● **INSTRUCTIONS FOR THE TASK**: Show the lines below where "items" occurs.

● **EXCERPTED DATA**:
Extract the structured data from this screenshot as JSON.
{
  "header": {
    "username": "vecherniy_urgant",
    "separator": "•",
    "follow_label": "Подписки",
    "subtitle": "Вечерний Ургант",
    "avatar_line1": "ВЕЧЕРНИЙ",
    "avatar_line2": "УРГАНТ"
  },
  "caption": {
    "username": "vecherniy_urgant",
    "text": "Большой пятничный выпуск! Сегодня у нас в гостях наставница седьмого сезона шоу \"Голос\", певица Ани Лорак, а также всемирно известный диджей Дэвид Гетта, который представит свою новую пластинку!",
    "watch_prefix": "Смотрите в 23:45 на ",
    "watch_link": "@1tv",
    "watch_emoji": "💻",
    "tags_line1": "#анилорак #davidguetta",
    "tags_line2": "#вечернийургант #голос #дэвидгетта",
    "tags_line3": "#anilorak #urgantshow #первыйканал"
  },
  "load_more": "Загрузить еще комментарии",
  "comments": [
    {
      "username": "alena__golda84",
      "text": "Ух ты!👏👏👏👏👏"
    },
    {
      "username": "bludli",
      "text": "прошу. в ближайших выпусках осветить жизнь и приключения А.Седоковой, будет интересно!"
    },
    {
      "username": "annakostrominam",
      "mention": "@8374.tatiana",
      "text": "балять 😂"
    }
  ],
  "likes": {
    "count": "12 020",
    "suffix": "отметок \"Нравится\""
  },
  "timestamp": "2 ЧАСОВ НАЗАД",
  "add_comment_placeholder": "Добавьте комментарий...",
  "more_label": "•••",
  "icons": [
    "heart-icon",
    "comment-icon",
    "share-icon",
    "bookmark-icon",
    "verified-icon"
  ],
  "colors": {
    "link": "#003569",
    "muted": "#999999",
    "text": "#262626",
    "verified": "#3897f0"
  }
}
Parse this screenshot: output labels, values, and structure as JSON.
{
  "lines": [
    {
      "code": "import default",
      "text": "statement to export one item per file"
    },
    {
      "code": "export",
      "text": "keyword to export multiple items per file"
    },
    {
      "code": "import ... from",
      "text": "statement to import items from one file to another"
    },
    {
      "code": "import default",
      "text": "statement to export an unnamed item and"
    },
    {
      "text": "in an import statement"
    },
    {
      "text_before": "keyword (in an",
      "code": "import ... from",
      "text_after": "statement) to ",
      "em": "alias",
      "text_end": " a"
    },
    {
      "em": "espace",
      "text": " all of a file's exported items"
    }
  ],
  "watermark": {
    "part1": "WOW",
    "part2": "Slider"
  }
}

● **SOLUTION FOR THIS TASK**:
      "text": "keyword to export multiple items per file"
      "text": "statement to import items from one file to another"
      "text": " all of a file's exported items"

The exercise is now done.